Synonyms edit

Translations edit

The translations below need to be checked and inserted above into the appropriate translation tables. See instructions at Wiktionary:Entry layout § Translations.

Verb edit

rainbow (third-person singular simple present rainbows, present participle rainbowing, simple past and past participle rainbowed)

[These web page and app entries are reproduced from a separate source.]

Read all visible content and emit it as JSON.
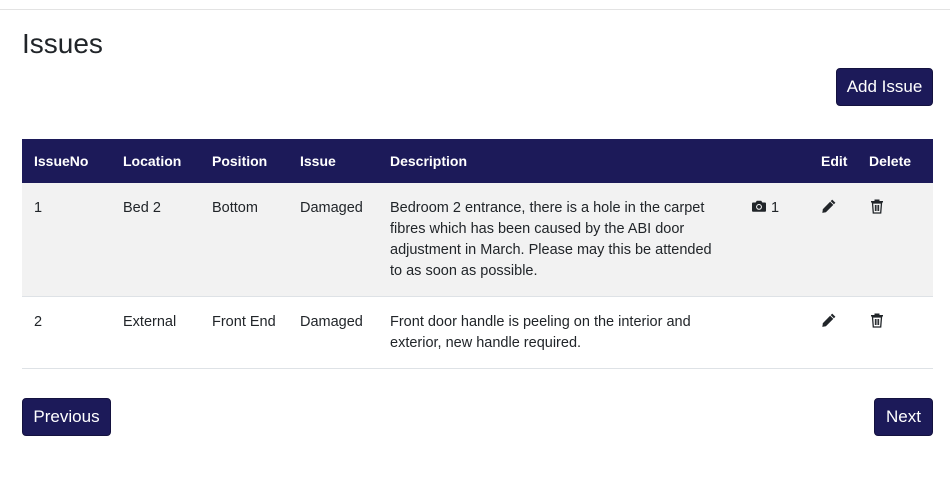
{
  "page": {
    "title": "Issues"
  },
  "actions": {
    "add_label": "Add Issue",
    "previous_label": "Previous",
    "next_label": "Next"
  },
  "table": {
    "headers": {
      "issue_no": "IssueNo",
      "location": "Location",
      "position": "Position",
      "issue": "Issue",
      "description": "Description",
      "photos": "",
      "edit": "Edit",
      "delete": "Delete"
    },
    "rows": [
      {
        "issue_no": "1",
        "location": "Bed 2",
        "position": "Bottom",
        "issue": "Damaged",
        "description": "Bedroom 2 entrance, there is a hole in the carpet fibres which has been caused by the ABI door adjustment in March. Please may this be attended to as soon as possible.",
        "photo_count": "1"
      },
      {
        "issue_no": "2",
        "location": "External",
        "position": "Front End",
        "issue": "Damaged",
        "description": "Front door handle is peeling on the interior and exterior, new handle required.",
        "photo_count": ""
      }
    ]
  },
  "colors": {
    "primary": "#1c1a59",
    "header_text": "#ffffff",
    "stripe": "#f2f2f2"
  },
  "icons": {
    "photo": "camera-icon",
    "edit": "pencil-icon",
    "delete": "trash-icon"
  }
}
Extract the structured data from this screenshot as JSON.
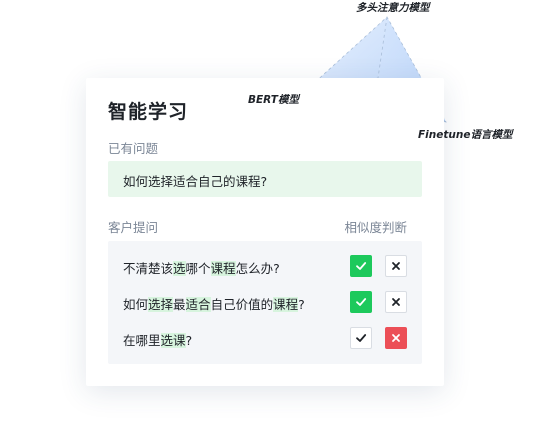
{
  "card": {
    "title": "智能学习",
    "existing_label": "已有问题",
    "existing_question": "如何选择适合自己的课程?",
    "customer_label": "客户提问",
    "similarity_label": "相似度判断"
  },
  "questions": [
    {
      "segments": [
        {
          "text": "不清楚该",
          "hl": false
        },
        {
          "text": "选",
          "hl": true
        },
        {
          "text": "哪个",
          "hl": false
        },
        {
          "text": "课程",
          "hl": true
        },
        {
          "text": "怎么办?",
          "hl": false
        }
      ],
      "judgement": "similar"
    },
    {
      "segments": [
        {
          "text": "如何",
          "hl": false
        },
        {
          "text": "选择",
          "hl": true
        },
        {
          "text": "最",
          "hl": false
        },
        {
          "text": "适合",
          "hl": true
        },
        {
          "text": "自己价值的",
          "hl": false
        },
        {
          "text": "课程",
          "hl": true
        },
        {
          "text": "?",
          "hl": false
        }
      ],
      "judgement": "similar"
    },
    {
      "segments": [
        {
          "text": "在哪里",
          "hl": false
        },
        {
          "text": "选课",
          "hl": true
        },
        {
          "text": "?",
          "hl": false
        }
      ],
      "judgement": "not_similar"
    }
  ],
  "models": {
    "top": "多头注意力模型",
    "left": "BERT模型",
    "right": "Finetune语言模型"
  },
  "colors": {
    "green": "#1dc95c",
    "red": "#ec4f57",
    "highlight": "#d7f4de",
    "existing_bg": "#e8f7ec",
    "pyramid_blue": "#cfe2fb"
  }
}
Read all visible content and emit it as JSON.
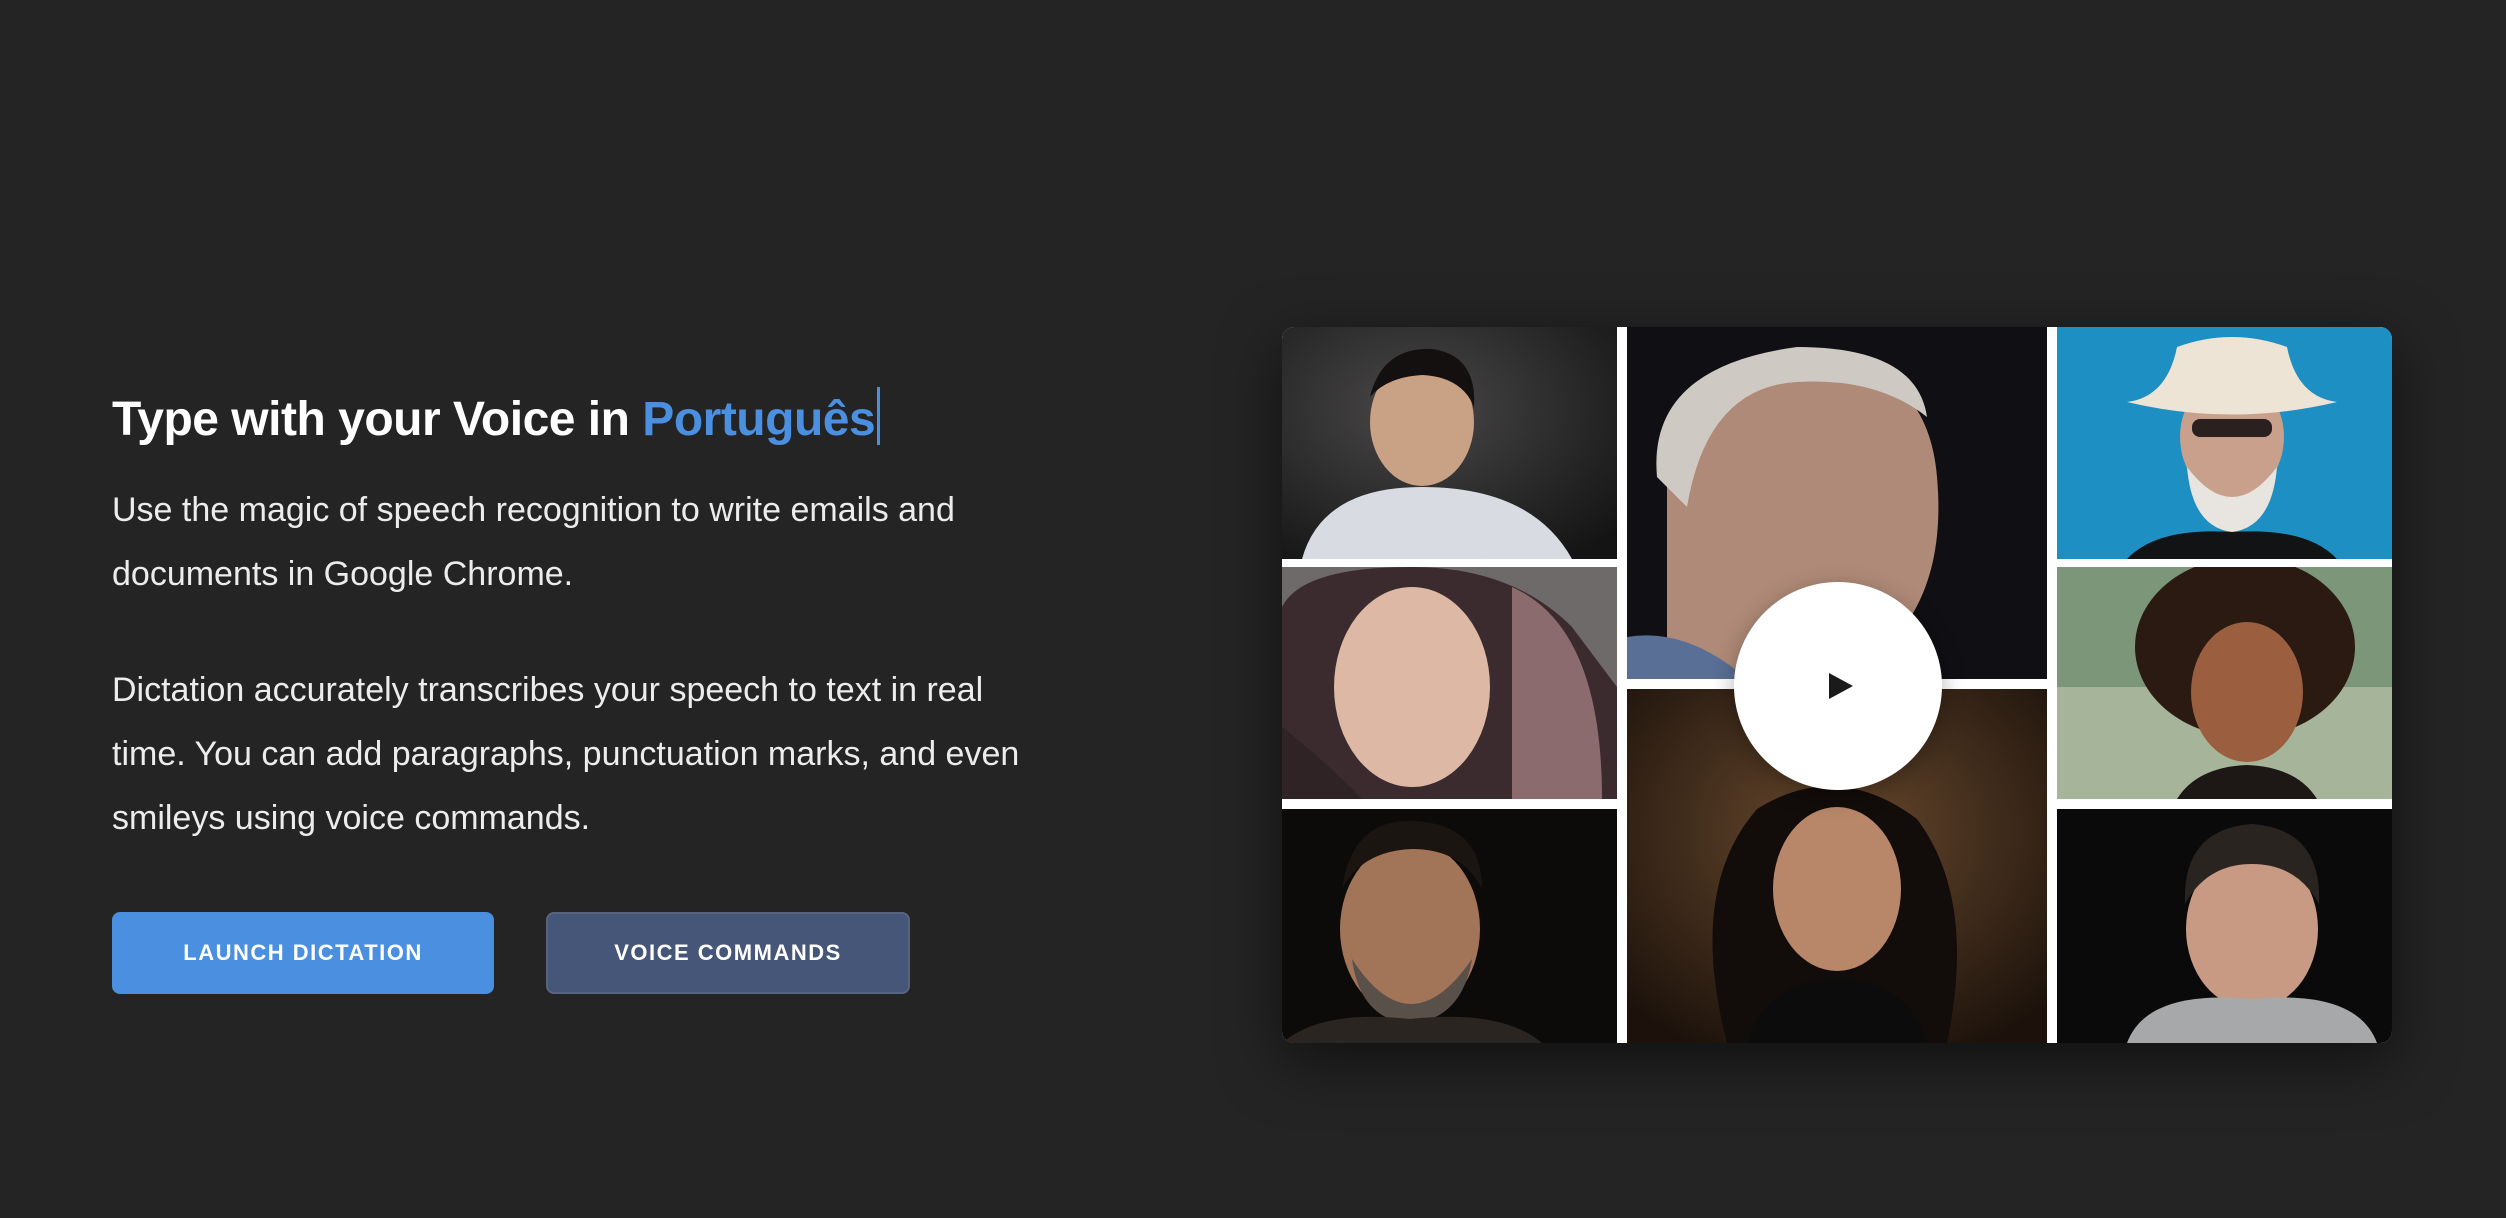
{
  "hero": {
    "headline_prefix": "Type with your Voice in ",
    "headline_language": "Português",
    "paragraph_1": "Use the magic of speech recognition to write emails and documents in Google Chrome.",
    "paragraph_2": "Dictation accurately transcribes your speech to text in real time. You can add paragraphs, punctuation marks, and even smileys using voice commands."
  },
  "buttons": {
    "launch_label": "LAUNCH DICTATION",
    "commands_label": "VOICE COMMANDS"
  },
  "colors": {
    "background": "#242424",
    "accent": "#4a8fe0",
    "secondary_button": "#465678"
  },
  "video": {
    "play_icon": "play-icon"
  }
}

  1. (transitive) To brighten with, or as with, a rainbow; to pattern with the colours of the rainbow.
  2. (intransitive) To take the appearance of a rainbow.
    • 1917, G[ulian] L[ansing] Morrill, The Devil in Mexico, Minneapolis, MN: [?], page 55:
      We saw birds and butterflies rainbowing in the sun; lazy lizards crawling in the heat; inguanas blinking on stone wall, with mouth wide open for flies; poisonous snakes, not only carved on walls, but gliding through the grass.
  3. (climbing) In climbing gyms where the rocks to climb are colored to indicate suggested climbing routes, to climb rocks of different colors, thereby ignoring such routes.
    • 2016, Kristin Lenz, Art of Holding On and Letting Go, Elephant Rock Books, →ISBN:
      “She's going to learn to belay while I'm climbing? What if I fall?” “You're not going to fall while rainbowing a 5.8, and besides, she'll catch you.” “I could die.” “That would be tragic,” I said. Kaitlyn crossed her arms.
    • 2021, Ann McCallum Staats, Thrill Seekers: 15 Remarkable Women in Extreme Sports, Chicago Review Press, →ISBN:
      called “rainbowing.” Different routes were color coordinated. ... Using hand-me-down equipment and learning as much as she could, Brittany began climbing outdoors. She found like-minded people and joined organizations such as Brown ...

Translations edit

See also edit

References edit